Your task -
In this exercise, each record below is to be written out again exactly.

(Component data from apps and pages)
══════

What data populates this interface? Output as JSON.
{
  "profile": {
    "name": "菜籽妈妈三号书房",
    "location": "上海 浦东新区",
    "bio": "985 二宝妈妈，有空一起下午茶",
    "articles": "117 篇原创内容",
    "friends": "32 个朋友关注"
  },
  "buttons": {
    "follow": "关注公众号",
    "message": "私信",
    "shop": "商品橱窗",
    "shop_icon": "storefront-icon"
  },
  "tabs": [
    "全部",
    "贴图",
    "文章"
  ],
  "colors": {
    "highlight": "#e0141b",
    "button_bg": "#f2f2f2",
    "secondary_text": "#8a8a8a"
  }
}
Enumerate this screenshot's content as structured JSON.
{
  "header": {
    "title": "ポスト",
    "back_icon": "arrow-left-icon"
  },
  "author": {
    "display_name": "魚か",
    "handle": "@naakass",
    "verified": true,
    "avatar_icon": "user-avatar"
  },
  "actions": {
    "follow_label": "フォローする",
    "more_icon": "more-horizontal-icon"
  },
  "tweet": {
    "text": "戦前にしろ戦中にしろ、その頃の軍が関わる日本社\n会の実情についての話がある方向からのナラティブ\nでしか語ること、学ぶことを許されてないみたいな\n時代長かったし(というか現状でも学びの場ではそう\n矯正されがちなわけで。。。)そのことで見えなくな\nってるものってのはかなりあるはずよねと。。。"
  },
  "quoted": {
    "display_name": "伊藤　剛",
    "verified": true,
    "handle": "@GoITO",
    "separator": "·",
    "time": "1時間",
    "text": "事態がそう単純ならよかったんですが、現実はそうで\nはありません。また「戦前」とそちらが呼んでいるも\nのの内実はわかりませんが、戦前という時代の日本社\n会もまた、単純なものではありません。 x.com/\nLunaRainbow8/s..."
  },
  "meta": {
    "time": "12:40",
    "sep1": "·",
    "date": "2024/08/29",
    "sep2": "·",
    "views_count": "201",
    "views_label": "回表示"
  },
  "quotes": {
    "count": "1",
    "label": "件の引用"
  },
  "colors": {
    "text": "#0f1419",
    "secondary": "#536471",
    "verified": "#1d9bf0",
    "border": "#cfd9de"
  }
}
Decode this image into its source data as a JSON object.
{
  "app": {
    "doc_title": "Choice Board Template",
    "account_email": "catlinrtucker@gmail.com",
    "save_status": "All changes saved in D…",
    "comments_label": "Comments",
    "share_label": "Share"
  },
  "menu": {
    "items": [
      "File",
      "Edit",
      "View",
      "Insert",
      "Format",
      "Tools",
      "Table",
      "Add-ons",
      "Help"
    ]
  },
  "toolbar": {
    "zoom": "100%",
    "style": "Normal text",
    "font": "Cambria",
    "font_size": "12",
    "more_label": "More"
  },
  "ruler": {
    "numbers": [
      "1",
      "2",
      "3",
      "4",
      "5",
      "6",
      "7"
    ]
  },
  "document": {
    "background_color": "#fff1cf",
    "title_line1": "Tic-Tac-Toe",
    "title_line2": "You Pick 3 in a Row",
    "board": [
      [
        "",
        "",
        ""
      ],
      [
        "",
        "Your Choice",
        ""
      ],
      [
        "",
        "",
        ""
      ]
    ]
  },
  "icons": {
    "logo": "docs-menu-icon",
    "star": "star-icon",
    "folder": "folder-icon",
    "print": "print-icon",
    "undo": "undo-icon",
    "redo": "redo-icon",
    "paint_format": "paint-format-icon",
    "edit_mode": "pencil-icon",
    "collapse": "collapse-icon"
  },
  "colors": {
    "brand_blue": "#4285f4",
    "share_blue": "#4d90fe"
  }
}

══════

Output of the exercise -
What data populates this interface? Output as JSON.
{
  "profile": {
    "name": "菜籽妈妈三号书房",
    "location": "上海 浦东新区",
    "bio": "985 二宝妈妈，有空一起下午茶",
    "articles": "117 篇原创内容",
    "friends": "32 个朋友关注"
  },
  "buttons": {
    "follow": "关注公众号",
    "message": "私信",
    "shop": "商品橱窗",
    "shop_icon": "storefront-icon"
  },
  "tabs": [
    "全部",
    "贴图",
    "文章"
  ],
  "colors": {
    "highlight": "#e0141b",
    "button_bg": "#f2f2f2",
    "secondary_text": "#8a8a8a"
  }
}
Enumerate this screenshot's content as structured JSON.
{
  "header": {
    "title": "ポスト",
    "back_icon": "arrow-left-icon"
  },
  "author": {
    "display_name": "魚か",
    "handle": "@naakass",
    "verified": true,
    "avatar_icon": "user-avatar"
  },
  "actions": {
    "follow_label": "フォローする",
    "more_icon": "more-horizontal-icon"
  },
  "tweet": {
    "text": "戦前にしろ戦中にしろ、その頃の軍が関わる日本社\n会の実情についての話がある方向からのナラティブ\nでしか語ること、学ぶことを許されてないみたいな\n時代長かったし(というか現状でも学びの場ではそう\n矯正されがちなわけで。。。)そのことで見えなくな\nってるものってのはかなりあるはずよねと。。。"
  },
  "quoted": {
    "display_name": "伊藤　剛",
    "verified": true,
    "handle": "@GoITO",
    "separator": "·",
    "time": "1時間",
    "text": "事態がそう単純ならよかったんですが、現実はそうで\nはありません。また「戦前」とそちらが呼んでいるも\nのの内実はわかりませんが、戦前という時代の日本社\n会もまた、単純なものではありません。 x.com/\nLunaRainbow8/s..."
  },
  "meta": {
    "time": "12:40",
    "sep1": "·",
    "date": "2024/08/29",
    "sep2": "·",
    "views_count": "201",
    "views_label": "回表示"
  },
  "quotes": {
    "count": "1",
    "label": "件の引用"
  },
  "colors": {
    "text": "#0f1419",
    "secondary": "#536471",
    "verified": "#1d9bf0",
    "border": "#cfd9de"
  }
}
Decode this image into its source data as a JSON object.
{
  "app": {
    "doc_title": "Choice Board Template",
    "account_email": "catlinrtucker@gmail.com",
    "save_status": "All changes saved in D…",
    "comments_label": "Comments",
    "share_label": "Share"
  },
  "menu": {
    "items": [
      "File",
      "Edit",
      "View",
      "Insert",
      "Format",
      "Tools",
      "Table",
      "Add-ons",
      "Help"
    ]
  },
  "toolbar": {
    "zoom": "100%",
    "style": "Normal text",
    "font": "Cambria",
    "font_size": "12",
    "more_label": "More"
  },
  "ruler": {
    "numbers": [
      "1",
      "2",
      "3",
      "4",
      "5",
      "6",
      "7"
    ]
  },
  "document": {
    "background_color": "#fff1cf",
    "title_line1": "Tic-Tac-Toe",
    "title_line2": "You Pick 3 in a Row",
    "board": [
      [
        "",
        "",
        ""
      ],
      [
        "",
        "Your Choice",
        ""
      ],
      [
        "",
        "",
        ""
      ]
    ]
  },
  "icons": {
    "logo": "docs-menu-icon",
    "star": "star-icon",
    "folder": "folder-icon",
    "print": "print-icon",
    "undo": "undo-icon",
    "redo": "redo-icon",
    "paint_format": "paint-format-icon",
    "edit_mode": "pencil-icon",
    "collapse": "collapse-icon"
  },
  "colors": {
    "brand_blue": "#4285f4",
    "share_blue": "#4d90fe"
  }
}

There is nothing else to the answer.